Labour to bring back student grants and EMA
The Labour Party has set out plans on how it will reverse the Conservative government's abolition of student grants and EMA support if it wins power at the next General Election.
In a move aimed at increasing the number of poorer school students remaining in education, the new policy will support over a million students and will be paid for by increasing corporation tax by less than 1.5% claims Labour.
- EMA was a cash payment introduced by the Labour Government in 2004. It was a cash payment to 16–18 year olds from lower and middle income backgrounds that provided financial support to students to help with their basic needs if they stayed in full time education.
- According to the independent Institute for Fiscal Studies report, the benefits of EMA overwhelmingly outweighed the costs.
- Their research showed that participation among 17 year-olds increased by 7% and among 16 year olds by 5%. Among girls, the IFS stated that EMA had considerably increased the number staying on at school.
- The IFS went on to say ‘the study concluded that the costs of providing EMA were likely to be exceeded in the long run by the higher wages that its recipients would go on to enjoy in future.
- In this year’s budget, the Conservative Government abolished maintenance grants for students from low and middle income families. Over half a million students will be affected, forcing them to take on more and more debt simply for seeking an education.
- The Department for Education’s own figures show that the trebling of fees has clearly impacted the number of state educated pupils going to university.
Angela Rayner, Labour’s Shadow Educations Secretary, said:
“Today's commitment to restoring both EMA and student maintenance grants shows that while the Tories continue to burden our young people with debt, the Labour Party is committed to investing in our young people. It is only by investing in education that we can ensure that all of our young people, whatever their background, are able to succeed in whatever they aspire to.
“This policy will have a real and meaningful impact on the lives of hundreds of thousands of students.
“Bringing back EMA, which the independent Institute for Fiscal Studies said improves both participation and attainment among 16-18 year olds, would benefit three quarters of a million students.
“Reversing the Government's replacement of the student maintenance grant with loans would help over half a million students from low and middle income students to cover their living costs at university.

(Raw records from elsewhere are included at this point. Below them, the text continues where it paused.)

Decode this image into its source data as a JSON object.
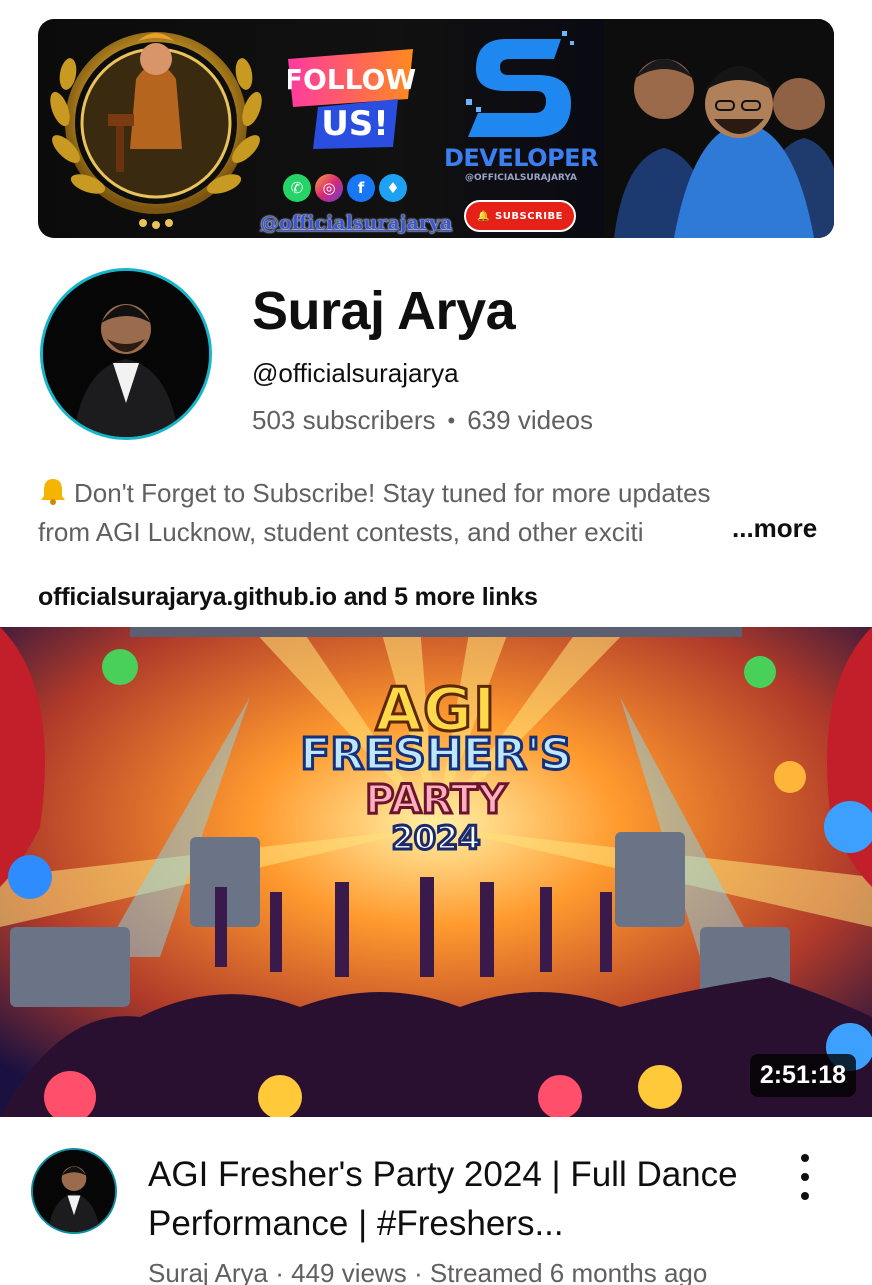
{
  "banner": {
    "follow_line1": "FOLLOW",
    "follow_line2": "US!",
    "handle": "@officialsurajarya",
    "developer_title": "DEVELOPER",
    "developer_handle": "@OFFICIALSURAJARYA",
    "subscribe_label": "SUBSCRIBE",
    "social_icons": [
      "whatsapp-icon",
      "instagram-icon",
      "facebook-icon",
      "twitter-icon"
    ]
  },
  "channel": {
    "name": "Suraj Arya",
    "handle": "@officialsurajarya",
    "subscribers": "503 subscribers",
    "separator": "•",
    "videos": "639 videos",
    "description_line1": "Don't Forget to Subscribe! Stay tuned for more updates",
    "description_line2": "from AGI Lucknow, student contests, and other exciti",
    "more_label": "...more",
    "links": "officialsurajarya.github.io and 5 more links",
    "accent_ring": "#17b5c9"
  },
  "video": {
    "thumbnail_line1": "AGI",
    "thumbnail_line2": "FRESHER'S",
    "thumbnail_line3": "PARTY",
    "thumbnail_line4": "2024",
    "duration": "2:51:18",
    "title": "AGI Fresher's Party 2024 | Full Dance Performance | #Freshers...",
    "author": "Suraj Arya",
    "views": "449 views",
    "streamed": "Streamed 6 months ago",
    "meta_separator": "·"
  }
}
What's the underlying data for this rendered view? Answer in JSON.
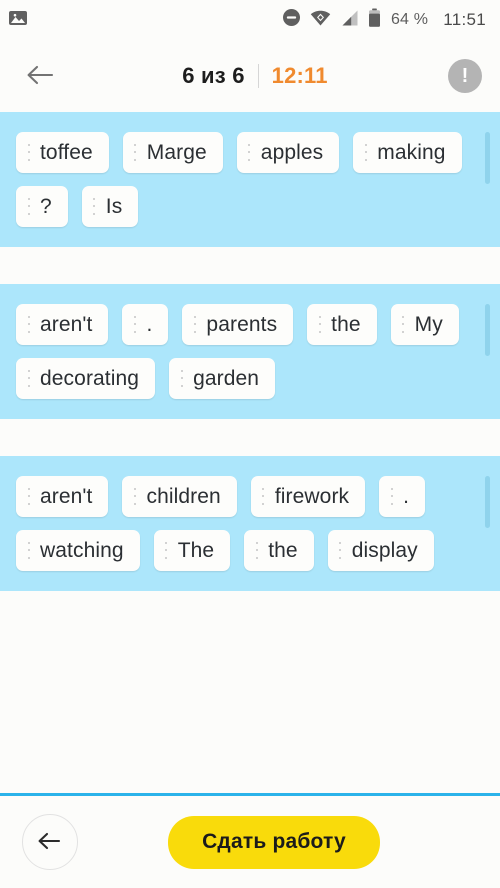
{
  "statusbar": {
    "left_icon": "image-icon",
    "icons": [
      "do-not-disturb-icon",
      "wifi-icon",
      "cellular-signal-icon",
      "battery-icon"
    ],
    "battery_percent": "64 %",
    "clock": "11:51"
  },
  "header": {
    "back_icon": "arrow-left-icon",
    "progress": "6 из 6",
    "timer": "12:11",
    "info_icon": "exclamation-circle-icon",
    "info_mark": "!"
  },
  "tasks": [
    {
      "id": "task-1",
      "chips": [
        "toffee",
        "Marge",
        "apples",
        "making",
        "?",
        "Is"
      ]
    },
    {
      "id": "task-2",
      "chips": [
        "aren't",
        ".",
        "parents",
        "the",
        "My",
        "decorating",
        "garden"
      ]
    },
    {
      "id": "task-3",
      "chips": [
        "aren't",
        "children",
        "firework",
        ".",
        "watching",
        "The",
        "the",
        "display"
      ]
    }
  ],
  "footer": {
    "back_icon": "arrow-left-icon",
    "submit_label": "Сдать работу"
  },
  "colors": {
    "card_background": "#ACE6FB",
    "chip_background": "#FDFDFB",
    "accent_yellow": "#F9DB0B",
    "accent_orange": "#F08A2E",
    "divider_blue": "#2BB3EA",
    "page_background": "#FCFCFA"
  }
}
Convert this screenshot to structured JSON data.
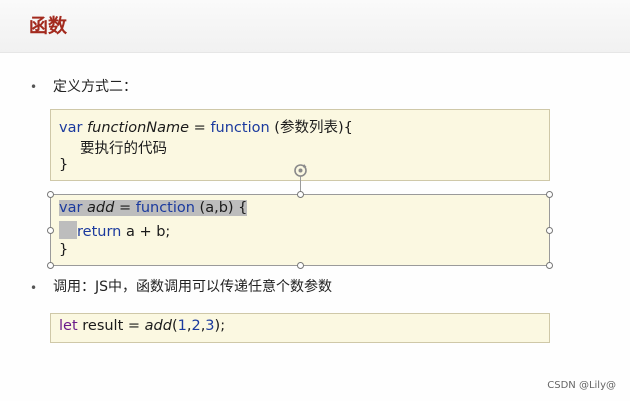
{
  "slide": {
    "title": "函数",
    "bullet1": "定义方式二：",
    "bullet2": "调用：JS中，函数调用可以传递任意个数参数"
  },
  "code1": {
    "l1_var": "var ",
    "l1_name": "functionName",
    "l1_eq": " = ",
    "l1_kw": "function",
    "l1_rest": " (参数列表){",
    "l2": "要执行的代码",
    "l3": "}"
  },
  "code2": {
    "l1_var": "var ",
    "l1_name": "add",
    "l1_eq": " = ",
    "l1_kw": "function",
    "l1_rest": " (a,b) {",
    "l2_kw": "return",
    "l2_rest": " a + b;",
    "l3": "}"
  },
  "code3": {
    "let": "let",
    "mid": " result = ",
    "fn": "add",
    "open": "(",
    "n1": "1",
    "c1": ",",
    "n2": "2",
    "c2": ",",
    "n3": "3",
    "close": ");"
  },
  "watermark": "CSDN @Lily@",
  "icons": [
    "rotate-handle-icon"
  ],
  "colors": {
    "title": "#a32a1e",
    "keyword": "#1b3a9e",
    "box_bg": "#fbf8e1",
    "let": "#6a1b8a"
  }
}
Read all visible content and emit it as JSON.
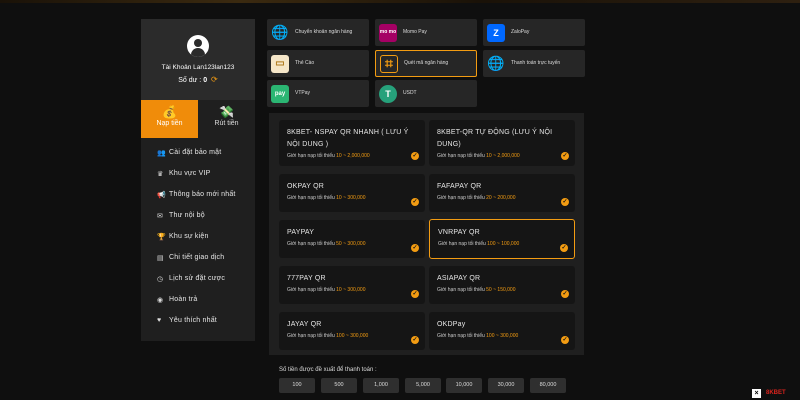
{
  "profile": {
    "account_label": "Tài Khoản Lan123lan123",
    "balance_label": "Số dư :",
    "balance_value": "0"
  },
  "tabs": [
    {
      "label": "Nạp tiền",
      "icon": "deposit-icon"
    },
    {
      "label": "Rút tiền",
      "icon": "withdraw-icon"
    }
  ],
  "menu": [
    {
      "label": "Cài đặt bảo mật",
      "icon": "user-security-icon"
    },
    {
      "label": "Khu vực VIP",
      "icon": "crown-icon"
    },
    {
      "label": "Thông báo mới nhất",
      "icon": "megaphone-icon"
    },
    {
      "label": "Thư nội bộ",
      "icon": "mail-icon"
    },
    {
      "label": "Khu sự kiện",
      "icon": "trophy-icon"
    },
    {
      "label": "Chi tiết giao dịch",
      "icon": "receipt-icon"
    },
    {
      "label": "Lịch sử đặt cược",
      "icon": "history-icon"
    },
    {
      "label": "Hoàn trả",
      "icon": "refund-icon"
    },
    {
      "label": "Yêu thích nhất",
      "icon": "heart-icon"
    }
  ],
  "methods": [
    {
      "label": "Chuyển khoản ngân hàng",
      "icon": "globe-icon"
    },
    {
      "label": "Momo Pay",
      "icon": "momo-icon",
      "icon_text": "mo mo"
    },
    {
      "label": "ZaloPay",
      "icon": "zalopay-icon"
    },
    {
      "label": "Thẻ Cào",
      "icon": "scratch-card-icon"
    },
    {
      "label": "Quét mã ngân hàng",
      "icon": "qr-scan-icon"
    },
    {
      "label": "Thanh toán trực tuyến",
      "icon": "globe-icon"
    },
    {
      "label": "VTPay",
      "icon": "vtpay-icon",
      "icon_text": "pay"
    },
    {
      "label": "USDT",
      "icon": "usdt-icon",
      "icon_text": "T"
    }
  ],
  "channels": [
    {
      "name": "8KBET- NSPAY QR NHANH ( LƯU Ý NỘI DUNG )",
      "limit_label": "Giới hạn nạp tối thiểu",
      "range": "10 ~ 2,000,000"
    },
    {
      "name": "8KBET-QR TỰ ĐỘNG (LƯU Ý NỘI DUNG)",
      "limit_label": "Giới hạn nạp tối thiểu",
      "range": "10 ~ 2,000,000"
    },
    {
      "name": "OKPAY QR",
      "limit_label": "Giới hạn nạp tối thiểu",
      "range": "10 ~ 300,000"
    },
    {
      "name": "FAFAPAY QR",
      "limit_label": "Giới hạn nạp tối thiểu",
      "range": "20 ~ 200,000"
    },
    {
      "name": "PAYPAY",
      "limit_label": "Giới hạn nạp tối thiểu",
      "range": "50 ~ 300,000"
    },
    {
      "name": "VNRPAY QR",
      "limit_label": "Giới hạn nạp tối thiểu",
      "range": "100 ~ 100,000"
    },
    {
      "name": "777PAY QR",
      "limit_label": "Giới hạn nạp tối thiểu",
      "range": "10 ~ 300,000"
    },
    {
      "name": "ASIAPAY QR",
      "limit_label": "Giới hạn nạp tối thiểu",
      "range": "50 ~ 150,000"
    },
    {
      "name": "JAYAY QR",
      "limit_label": "Giới hạn nạp tối thiểu",
      "range": "100 ~ 300,000"
    },
    {
      "name": "OKDPay",
      "limit_label": "Giới hạn nạp tối thiểu",
      "range": "100 ~ 300,000"
    }
  ],
  "amounts": {
    "title": "Số tiền được đề xuất để thanh toán :",
    "values": [
      "100",
      "500",
      "1,000",
      "5,000",
      "10,000",
      "30,000",
      "80,000"
    ]
  },
  "corner_text": "8KBET",
  "colors": {
    "accent": "#f39c12",
    "active_tab": "#f08c0a",
    "momo": "#a50064",
    "zalopay": "#0068ff",
    "vtpay": "#2bb673",
    "usdt": "#26a17b"
  }
}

“When we can help improve the education of over a million young people with a small increase in corporation tax, it is an investment we would be foolish not to make."